Between one and two the house would be crowded with children overcoming the excitement of sharing stories of youthful enthusiasm amidst the drone of grownups conversing. When it was decided the last person in the family gathering had arrived and the plates and dishes were set along the extended table the time had come for everyone to quiet down as the blessing was said. My granddad as head of the extended family would stand framed in the doorway to the kitchen. He'd look out over the sea of family until quiet descended upon us and bow his head. He would speak to God as if He were before him thanking Him for the abundance He had provided this day, the family He had brought together under this roof with the chance to gather in His presence to share this meal.
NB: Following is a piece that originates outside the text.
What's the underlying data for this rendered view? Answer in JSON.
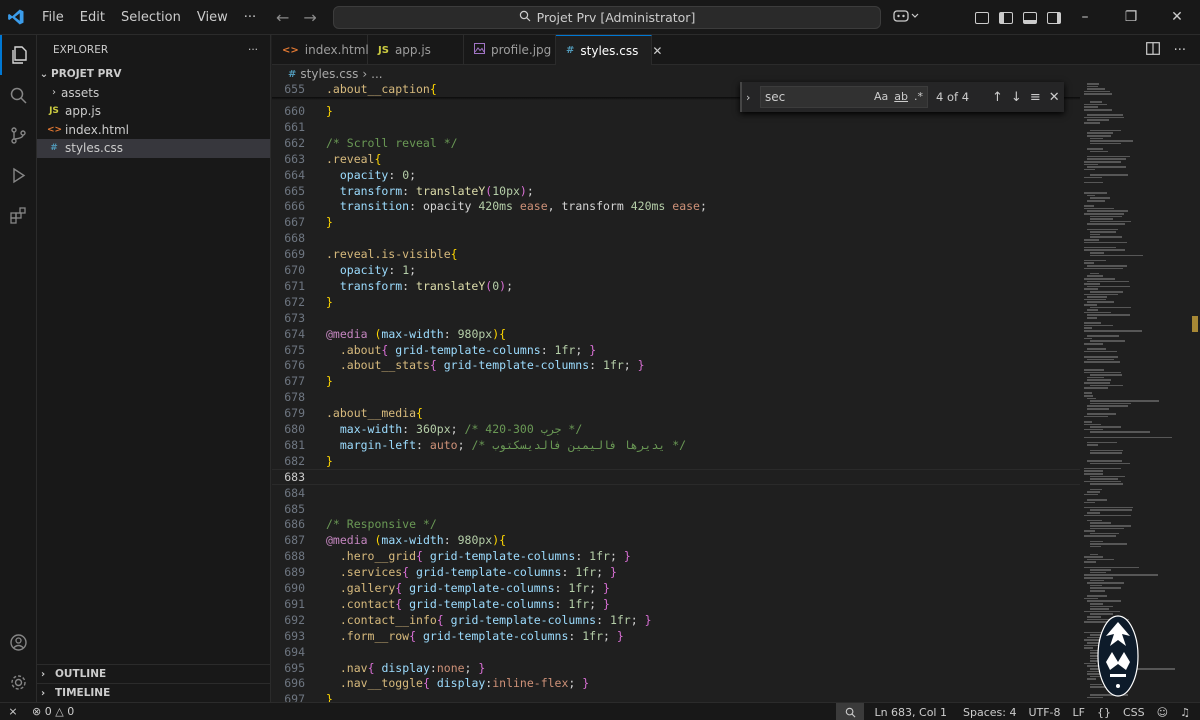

And with these words he would almost say Amen but hesitate just a second to add, "And bless the little cook." His blessing was the opening for all to gather around the table and spoon up from each dish a portion of the meats, vegetables, potatoes, sweet potatoes and breads lined up on table. Piling a plate, chatting all the while, took a bit of time picking and choosing until it was realized seconds and thirds trip to choose were always possible.
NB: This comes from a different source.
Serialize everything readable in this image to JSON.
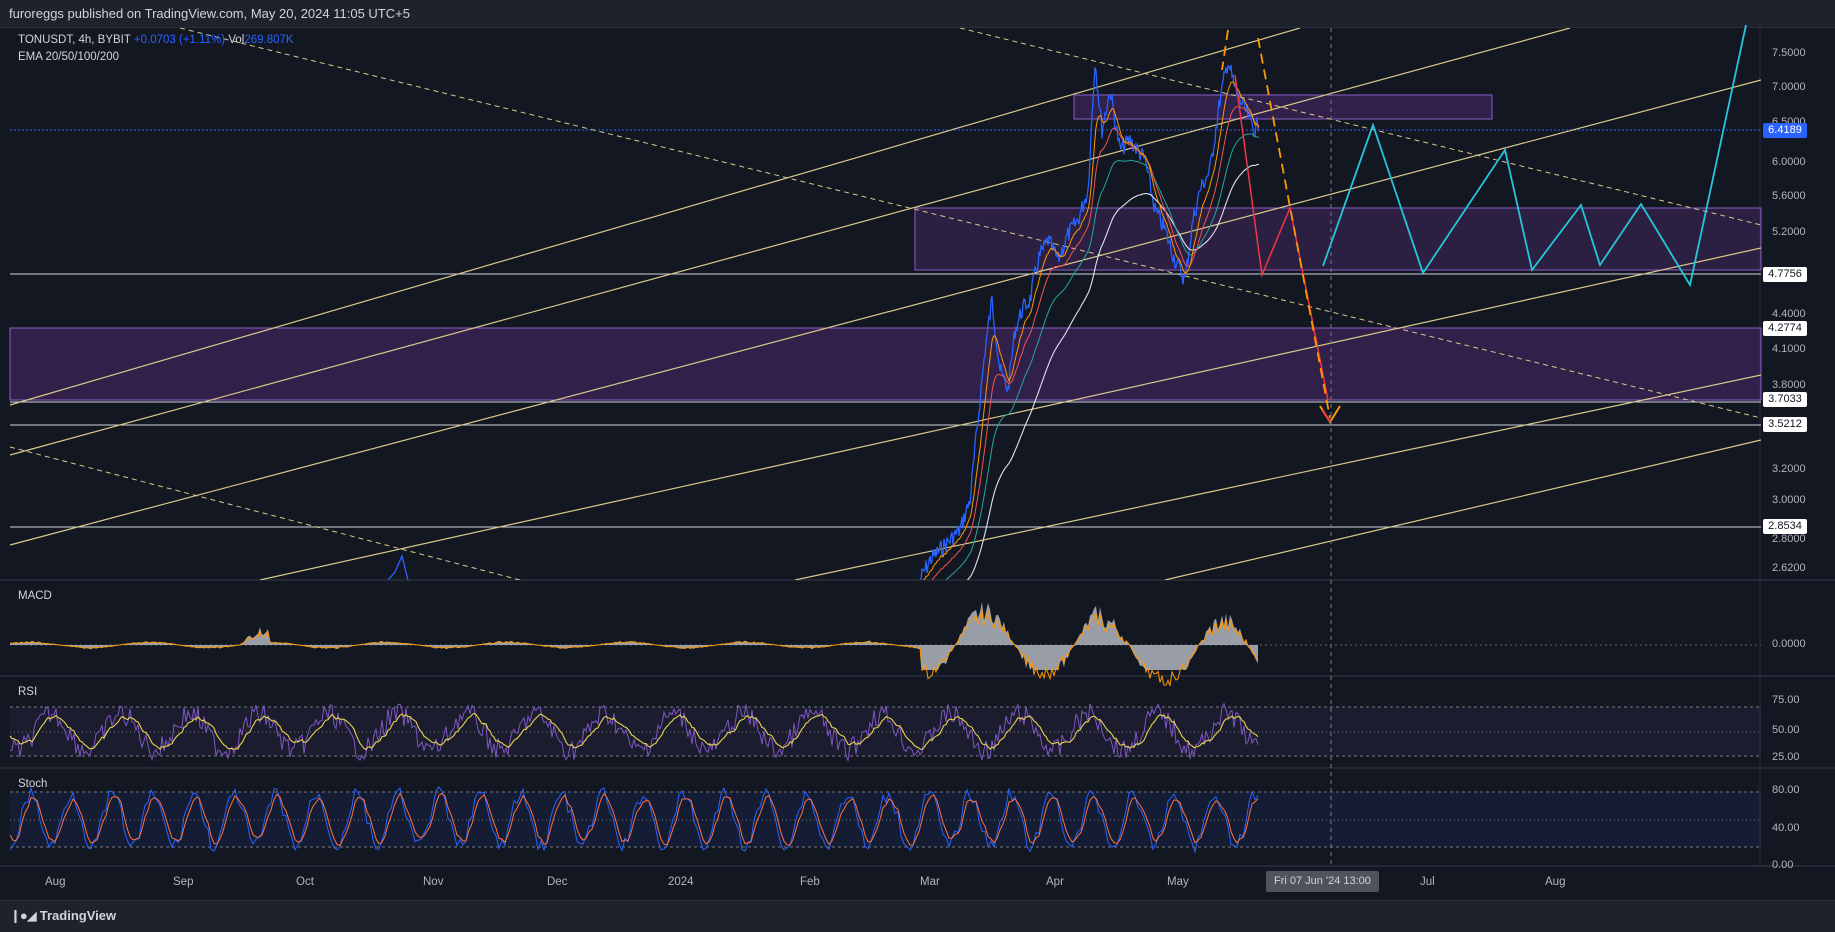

We'd find a place to sit, usually in front of the TV to catch up on one of the bowl games while stuffing turkey and dressing into our mouths. A cleaned plate pulled us into the line once again forming at the table. Another trip around choosing from the bounty. Another search for a seat to continue with the game and smacking our lips over the newly piled plate.
Then came the best part of the meal. Dessert. Not just one but what seemed to be hundreds. The center of the table was adorned with the Wonder of the tall whipped cream cake from the Meeting Street Piggly Wiggly. It was the Primo dessert offering that everyone sliced into. then the pies of pecan, pumpkin and shoofly variety sat awaiting knives. Beside them were the cakes which included fruitcake--the homemade variety that we would eat--along with pudding and ice cream churned that morning.
The day would be taken up with talking, eating, drinking and napping. The evening would see us all taking newly piled plates covered in tin foil to be carried home to eat as if any of us needed too.
It was a bountiful family tradition I miss since my grandparents passed away and we children grew up to live in far away places. In my memory they live on.